* **AIM OF THE EXERCISE**:
Please reproduce the full set of data below exactly.

* **MATERIAL TO PROCESS**:
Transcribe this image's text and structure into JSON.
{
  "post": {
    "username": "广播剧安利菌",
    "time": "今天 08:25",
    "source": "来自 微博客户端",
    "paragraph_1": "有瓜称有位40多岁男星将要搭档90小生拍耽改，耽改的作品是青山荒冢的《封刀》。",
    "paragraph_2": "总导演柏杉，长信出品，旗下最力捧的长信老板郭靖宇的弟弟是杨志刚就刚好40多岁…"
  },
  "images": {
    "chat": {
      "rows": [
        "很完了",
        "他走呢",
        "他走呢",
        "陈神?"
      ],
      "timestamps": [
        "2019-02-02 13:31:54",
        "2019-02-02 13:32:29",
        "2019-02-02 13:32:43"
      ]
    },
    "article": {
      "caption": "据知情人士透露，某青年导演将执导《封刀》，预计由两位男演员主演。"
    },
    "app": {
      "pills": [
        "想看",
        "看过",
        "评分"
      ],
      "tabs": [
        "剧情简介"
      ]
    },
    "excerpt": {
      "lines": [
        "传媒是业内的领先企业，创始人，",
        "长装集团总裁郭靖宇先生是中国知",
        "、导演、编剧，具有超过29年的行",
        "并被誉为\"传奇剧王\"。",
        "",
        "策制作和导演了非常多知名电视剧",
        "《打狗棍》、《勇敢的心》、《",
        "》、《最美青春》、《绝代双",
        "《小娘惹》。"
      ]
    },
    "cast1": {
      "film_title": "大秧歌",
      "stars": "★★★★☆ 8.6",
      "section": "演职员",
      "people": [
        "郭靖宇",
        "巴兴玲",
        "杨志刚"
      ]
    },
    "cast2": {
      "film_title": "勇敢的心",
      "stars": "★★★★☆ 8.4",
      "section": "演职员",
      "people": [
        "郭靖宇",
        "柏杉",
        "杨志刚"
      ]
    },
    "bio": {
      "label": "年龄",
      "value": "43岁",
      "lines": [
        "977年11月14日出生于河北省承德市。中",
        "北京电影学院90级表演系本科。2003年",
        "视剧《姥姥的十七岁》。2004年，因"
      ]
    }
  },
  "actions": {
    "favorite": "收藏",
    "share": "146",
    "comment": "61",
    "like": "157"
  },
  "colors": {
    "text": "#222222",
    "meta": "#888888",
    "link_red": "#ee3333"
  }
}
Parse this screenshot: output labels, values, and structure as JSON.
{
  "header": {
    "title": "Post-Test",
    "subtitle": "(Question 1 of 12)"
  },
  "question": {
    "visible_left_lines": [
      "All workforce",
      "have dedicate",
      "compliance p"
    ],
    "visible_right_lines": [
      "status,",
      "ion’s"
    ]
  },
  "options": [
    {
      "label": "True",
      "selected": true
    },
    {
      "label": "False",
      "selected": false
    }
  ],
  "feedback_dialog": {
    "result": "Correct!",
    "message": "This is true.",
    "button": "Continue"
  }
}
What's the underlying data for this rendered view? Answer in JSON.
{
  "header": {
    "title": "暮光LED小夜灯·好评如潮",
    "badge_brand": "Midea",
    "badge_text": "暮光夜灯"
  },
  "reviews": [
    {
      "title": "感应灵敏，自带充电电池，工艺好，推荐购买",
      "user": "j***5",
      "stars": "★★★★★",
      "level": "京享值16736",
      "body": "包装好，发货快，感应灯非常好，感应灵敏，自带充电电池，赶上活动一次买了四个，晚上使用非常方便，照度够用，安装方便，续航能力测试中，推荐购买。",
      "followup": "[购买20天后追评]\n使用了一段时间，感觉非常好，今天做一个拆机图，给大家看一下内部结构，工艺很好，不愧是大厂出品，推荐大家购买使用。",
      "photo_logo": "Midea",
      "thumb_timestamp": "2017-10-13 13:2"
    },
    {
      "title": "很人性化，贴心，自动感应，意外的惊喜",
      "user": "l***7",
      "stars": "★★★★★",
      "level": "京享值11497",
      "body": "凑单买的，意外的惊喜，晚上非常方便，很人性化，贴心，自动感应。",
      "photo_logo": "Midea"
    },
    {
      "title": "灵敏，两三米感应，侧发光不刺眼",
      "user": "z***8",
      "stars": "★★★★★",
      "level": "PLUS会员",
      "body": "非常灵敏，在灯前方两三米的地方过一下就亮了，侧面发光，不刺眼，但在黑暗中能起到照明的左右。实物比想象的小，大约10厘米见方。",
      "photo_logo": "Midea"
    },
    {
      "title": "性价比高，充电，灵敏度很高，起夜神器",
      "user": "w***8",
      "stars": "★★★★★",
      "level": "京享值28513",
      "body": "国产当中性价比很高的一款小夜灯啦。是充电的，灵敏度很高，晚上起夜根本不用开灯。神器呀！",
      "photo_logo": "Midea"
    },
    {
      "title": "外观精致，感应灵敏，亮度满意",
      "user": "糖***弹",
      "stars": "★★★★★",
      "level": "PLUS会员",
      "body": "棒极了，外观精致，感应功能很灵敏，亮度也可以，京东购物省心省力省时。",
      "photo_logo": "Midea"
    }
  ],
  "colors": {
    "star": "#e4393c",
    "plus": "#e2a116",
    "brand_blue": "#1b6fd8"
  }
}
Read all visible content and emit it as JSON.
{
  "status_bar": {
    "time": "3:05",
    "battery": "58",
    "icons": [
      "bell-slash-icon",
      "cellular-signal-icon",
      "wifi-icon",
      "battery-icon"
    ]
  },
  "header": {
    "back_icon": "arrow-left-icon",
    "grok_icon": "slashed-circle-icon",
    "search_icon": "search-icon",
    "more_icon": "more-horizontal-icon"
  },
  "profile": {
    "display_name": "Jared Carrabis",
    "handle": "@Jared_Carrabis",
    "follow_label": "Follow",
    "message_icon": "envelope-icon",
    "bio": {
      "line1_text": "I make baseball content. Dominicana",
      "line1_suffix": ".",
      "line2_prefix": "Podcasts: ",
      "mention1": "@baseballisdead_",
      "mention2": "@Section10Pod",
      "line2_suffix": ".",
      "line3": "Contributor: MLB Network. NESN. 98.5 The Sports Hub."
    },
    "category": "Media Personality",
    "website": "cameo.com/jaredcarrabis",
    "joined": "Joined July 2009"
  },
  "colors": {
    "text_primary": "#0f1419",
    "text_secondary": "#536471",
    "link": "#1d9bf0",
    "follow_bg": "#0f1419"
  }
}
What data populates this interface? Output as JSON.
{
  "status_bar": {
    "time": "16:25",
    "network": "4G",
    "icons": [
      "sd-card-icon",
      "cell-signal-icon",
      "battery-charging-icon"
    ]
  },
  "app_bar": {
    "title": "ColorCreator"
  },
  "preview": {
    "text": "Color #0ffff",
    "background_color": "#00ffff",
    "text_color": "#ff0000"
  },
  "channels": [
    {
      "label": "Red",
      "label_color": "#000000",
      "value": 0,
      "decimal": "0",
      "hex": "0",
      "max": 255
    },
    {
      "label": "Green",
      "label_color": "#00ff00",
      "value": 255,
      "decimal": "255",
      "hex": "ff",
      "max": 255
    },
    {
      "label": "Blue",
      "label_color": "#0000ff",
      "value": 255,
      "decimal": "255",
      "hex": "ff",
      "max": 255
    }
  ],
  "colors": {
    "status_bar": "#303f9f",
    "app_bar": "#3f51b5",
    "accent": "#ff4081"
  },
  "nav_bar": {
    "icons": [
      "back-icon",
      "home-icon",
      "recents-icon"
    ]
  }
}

* **RESPONSE AREA**:
Transcribe this image's text and structure into JSON.
{
  "post": {
    "username": "广播剧安利菌",
    "time": "今天 08:25",
    "source": "来自 微博客户端",
    "paragraph_1": "有瓜称有位40多岁男星将要搭档90小生拍耽改，耽改的作品是青山荒冢的《封刀》。",
    "paragraph_2": "总导演柏杉，长信出品，旗下最力捧的长信老板郭靖宇的弟弟是杨志刚就刚好40多岁…"
  },
  "images": {
    "chat": {
      "rows": [
        "很完了",
        "他走呢",
        "他走呢",
        "陈神?"
      ],
      "timestamps": [
        "2019-02-02 13:31:54",
        "2019-02-02 13:32:29",
        "2019-02-02 13:32:43"
      ]
    },
    "article": {
      "caption": "据知情人士透露，某青年导演将执导《封刀》，预计由两位男演员主演。"
    },
    "app": {
      "pills": [
        "想看",
        "看过",
        "评分"
      ],
      "tabs": [
        "剧情简介"
      ]
    },
    "excerpt": {
      "lines": [
        "传媒是业内的领先企业，创始人，",
        "长装集团总裁郭靖宇先生是中国知",
        "、导演、编剧，具有超过29年的行",
        "并被誉为\"传奇剧王\"。",
        "",
        "策制作和导演了非常多知名电视剧",
        "《打狗棍》、《勇敢的心》、《",
        "》、《最美青春》、《绝代双",
        "《小娘惹》。"
      ]
    },
    "cast1": {
      "film_title": "大秧歌",
      "stars": "★★★★☆ 8.6",
      "section": "演职员",
      "people": [
        "郭靖宇",
        "巴兴玲",
        "杨志刚"
      ]
    },
    "cast2": {
      "film_title": "勇敢的心",
      "stars": "★★★★☆ 8.4",
      "section": "演职员",
      "people": [
        "郭靖宇",
        "柏杉",
        "杨志刚"
      ]
    },
    "bio": {
      "label": "年龄",
      "value": "43岁",
      "lines": [
        "977年11月14日出生于河北省承德市。中",
        "北京电影学院90级表演系本科。2003年",
        "视剧《姥姥的十七岁》。2004年，因"
      ]
    }
  },
  "actions": {
    "favorite": "收藏",
    "share": "146",
    "comment": "61",
    "like": "157"
  },
  "colors": {
    "text": "#222222",
    "meta": "#888888",
    "link_red": "#ee3333"
  }
}
Parse this screenshot: output labels, values, and structure as JSON.
{
  "header": {
    "title": "Post-Test",
    "subtitle": "(Question 1 of 12)"
  },
  "question": {
    "visible_left_lines": [
      "All workforce",
      "have dedicate",
      "compliance p"
    ],
    "visible_right_lines": [
      "status,",
      "ion’s"
    ]
  },
  "options": [
    {
      "label": "True",
      "selected": true
    },
    {
      "label": "False",
      "selected": false
    }
  ],
  "feedback_dialog": {
    "result": "Correct!",
    "message": "This is true.",
    "button": "Continue"
  }
}
What's the underlying data for this rendered view? Answer in JSON.
{
  "header": {
    "title": "暮光LED小夜灯·好评如潮",
    "badge_brand": "Midea",
    "badge_text": "暮光夜灯"
  },
  "reviews": [
    {
      "title": "感应灵敏，自带充电电池，工艺好，推荐购买",
      "user": "j***5",
      "stars": "★★★★★",
      "level": "京享值16736",
      "body": "包装好，发货快，感应灯非常好，感应灵敏，自带充电电池，赶上活动一次买了四个，晚上使用非常方便，照度够用，安装方便，续航能力测试中，推荐购买。",
      "followup": "[购买20天后追评]\n使用了一段时间，感觉非常好，今天做一个拆机图，给大家看一下内部结构，工艺很好，不愧是大厂出品，推荐大家购买使用。",
      "photo_logo": "Midea",
      "thumb_timestamp": "2017-10-13 13:2"
    },
    {
      "title": "很人性化，贴心，自动感应，意外的惊喜",
      "user": "l***7",
      "stars": "★★★★★",
      "level": "京享值11497",
      "body": "凑单买的，意外的惊喜，晚上非常方便，很人性化，贴心，自动感应。",
      "photo_logo": "Midea"
    },
    {
      "title": "灵敏，两三米感应，侧发光不刺眼",
      "user": "z***8",
      "stars": "★★★★★",
      "level": "PLUS会员",
      "body": "非常灵敏，在灯前方两三米的地方过一下就亮了，侧面发光，不刺眼，但在黑暗中能起到照明的左右。实物比想象的小，大约10厘米见方。",
      "photo_logo": "Midea"
    },
    {
      "title": "性价比高，充电，灵敏度很高，起夜神器",
      "user": "w***8",
      "stars": "★★★★★",
      "level": "京享值28513",
      "body": "国产当中性价比很高的一款小夜灯啦。是充电的，灵敏度很高，晚上起夜根本不用开灯。神器呀！",
      "photo_logo": "Midea"
    },
    {
      "title": "外观精致，感应灵敏，亮度满意",
      "user": "糖***弹",
      "stars": "★★★★★",
      "level": "PLUS会员",
      "body": "棒极了，外观精致，感应功能很灵敏，亮度也可以，京东购物省心省力省时。",
      "photo_logo": "Midea"
    }
  ],
  "colors": {
    "star": "#e4393c",
    "plus": "#e2a116",
    "brand_blue": "#1b6fd8"
  }
}
Read all visible content and emit it as JSON.
{
  "status_bar": {
    "time": "3:05",
    "battery": "58",
    "icons": [
      "bell-slash-icon",
      "cellular-signal-icon",
      "wifi-icon",
      "battery-icon"
    ]
  },
  "header": {
    "back_icon": "arrow-left-icon",
    "grok_icon": "slashed-circle-icon",
    "search_icon": "search-icon",
    "more_icon": "more-horizontal-icon"
  },
  "profile": {
    "display_name": "Jared Carrabis",
    "handle": "@Jared_Carrabis",
    "follow_label": "Follow",
    "message_icon": "envelope-icon",
    "bio": {
      "line1_text": "I make baseball content. Dominicana",
      "line1_suffix": ".",
      "line2_prefix": "Podcasts: ",
      "mention1": "@baseballisdead_",
      "mention2": "@Section10Pod",
      "line2_suffix": ".",
      "line3": "Contributor: MLB Network. NESN. 98.5 The Sports Hub."
    },
    "category": "Media Personality",
    "website": "cameo.com/jaredcarrabis",
    "joined": "Joined July 2009"
  },
  "colors": {
    "text_primary": "#0f1419",
    "text_secondary": "#536471",
    "link": "#1d9bf0",
    "follow_bg": "#0f1419"
  }
}
What data populates this interface? Output as JSON.
{
  "status_bar": {
    "time": "16:25",
    "network": "4G",
    "icons": [
      "sd-card-icon",
      "cell-signal-icon",
      "battery-charging-icon"
    ]
  },
  "app_bar": {
    "title": "ColorCreator"
  },
  "preview": {
    "text": "Color #0ffff",
    "background_color": "#00ffff",
    "text_color": "#ff0000"
  },
  "channels": [
    {
      "label": "Red",
      "label_color": "#000000",
      "value": 0,
      "decimal": "0",
      "hex": "0",
      "max": 255
    },
    {
      "label": "Green",
      "label_color": "#00ff00",
      "value": 255,
      "decimal": "255",
      "hex": "ff",
      "max": 255
    },
    {
      "label": "Blue",
      "label_color": "#0000ff",
      "value": 255,
      "decimal": "255",
      "hex": "ff",
      "max": 255
    }
  ],
  "colors": {
    "status_bar": "#303f9f",
    "app_bar": "#3f51b5",
    "accent": "#ff4081"
  },
  "nav_bar": {
    "icons": [
      "back-icon",
      "home-icon",
      "recents-icon"
    ]
  }
}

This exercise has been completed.